● EXERCISE PROMPT:
Check each line of the material below for "true" and copy those where it appears.

● GIVEN RECORDS:
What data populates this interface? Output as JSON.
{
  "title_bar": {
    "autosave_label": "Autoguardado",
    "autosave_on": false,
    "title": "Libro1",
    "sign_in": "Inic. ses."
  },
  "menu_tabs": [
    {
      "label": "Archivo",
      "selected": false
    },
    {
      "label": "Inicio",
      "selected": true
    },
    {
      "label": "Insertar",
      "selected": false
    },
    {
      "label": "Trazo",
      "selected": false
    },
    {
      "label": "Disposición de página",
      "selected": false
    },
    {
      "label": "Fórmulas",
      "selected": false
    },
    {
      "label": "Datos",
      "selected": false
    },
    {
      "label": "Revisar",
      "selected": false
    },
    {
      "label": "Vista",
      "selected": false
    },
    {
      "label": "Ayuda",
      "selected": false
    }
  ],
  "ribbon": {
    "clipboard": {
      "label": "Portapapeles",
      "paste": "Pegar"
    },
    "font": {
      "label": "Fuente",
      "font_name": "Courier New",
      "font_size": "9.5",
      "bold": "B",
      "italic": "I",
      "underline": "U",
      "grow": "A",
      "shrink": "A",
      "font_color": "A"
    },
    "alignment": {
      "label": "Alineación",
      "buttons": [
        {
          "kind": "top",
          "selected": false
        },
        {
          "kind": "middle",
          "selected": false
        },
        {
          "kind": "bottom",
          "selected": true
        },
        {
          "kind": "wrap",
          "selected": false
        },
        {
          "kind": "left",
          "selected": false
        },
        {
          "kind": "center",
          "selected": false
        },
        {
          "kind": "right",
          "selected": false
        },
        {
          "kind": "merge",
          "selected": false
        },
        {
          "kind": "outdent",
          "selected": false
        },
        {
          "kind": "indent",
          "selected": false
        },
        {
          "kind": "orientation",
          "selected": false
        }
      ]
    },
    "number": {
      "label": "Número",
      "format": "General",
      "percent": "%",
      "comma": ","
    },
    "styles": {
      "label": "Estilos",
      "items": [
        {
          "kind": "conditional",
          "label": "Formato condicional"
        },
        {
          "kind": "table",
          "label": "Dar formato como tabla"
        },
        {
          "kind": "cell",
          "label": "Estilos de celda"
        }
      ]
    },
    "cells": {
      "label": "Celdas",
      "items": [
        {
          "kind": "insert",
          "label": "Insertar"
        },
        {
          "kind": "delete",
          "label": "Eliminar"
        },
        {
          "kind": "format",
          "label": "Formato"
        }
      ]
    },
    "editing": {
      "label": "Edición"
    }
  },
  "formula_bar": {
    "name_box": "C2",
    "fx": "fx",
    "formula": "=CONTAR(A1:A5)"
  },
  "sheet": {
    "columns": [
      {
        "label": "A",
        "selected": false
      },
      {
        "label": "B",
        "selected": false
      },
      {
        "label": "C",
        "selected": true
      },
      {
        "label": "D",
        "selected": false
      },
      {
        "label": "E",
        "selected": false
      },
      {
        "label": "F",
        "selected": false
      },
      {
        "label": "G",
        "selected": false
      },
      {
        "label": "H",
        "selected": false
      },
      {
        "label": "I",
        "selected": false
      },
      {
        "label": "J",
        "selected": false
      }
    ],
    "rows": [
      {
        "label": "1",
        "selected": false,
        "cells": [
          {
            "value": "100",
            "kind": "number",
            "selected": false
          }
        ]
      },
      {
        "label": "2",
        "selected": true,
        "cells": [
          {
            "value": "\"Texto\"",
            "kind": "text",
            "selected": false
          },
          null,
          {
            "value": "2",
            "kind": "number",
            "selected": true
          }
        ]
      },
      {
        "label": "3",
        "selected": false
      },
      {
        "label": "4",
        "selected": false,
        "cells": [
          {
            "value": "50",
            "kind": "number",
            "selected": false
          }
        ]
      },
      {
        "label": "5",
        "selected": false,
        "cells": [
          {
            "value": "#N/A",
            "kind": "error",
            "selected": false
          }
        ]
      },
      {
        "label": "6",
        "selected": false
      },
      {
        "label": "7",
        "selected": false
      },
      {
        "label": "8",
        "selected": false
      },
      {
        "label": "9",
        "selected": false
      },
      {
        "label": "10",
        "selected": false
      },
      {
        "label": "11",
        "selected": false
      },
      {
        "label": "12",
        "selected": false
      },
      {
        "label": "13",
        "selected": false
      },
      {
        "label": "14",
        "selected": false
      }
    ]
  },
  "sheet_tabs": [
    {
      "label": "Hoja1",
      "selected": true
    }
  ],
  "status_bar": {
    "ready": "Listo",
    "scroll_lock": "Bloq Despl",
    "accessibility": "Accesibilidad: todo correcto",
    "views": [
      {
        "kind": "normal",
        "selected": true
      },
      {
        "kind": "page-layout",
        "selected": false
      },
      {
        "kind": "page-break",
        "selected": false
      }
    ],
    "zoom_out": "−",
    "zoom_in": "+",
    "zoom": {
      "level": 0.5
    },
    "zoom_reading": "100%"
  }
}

● WRITTEN SOLUTION:
      "selected": true
          "selected": true
        "selected": true
        "selected": true,
            "selected": true
      "selected": true
        "selected": true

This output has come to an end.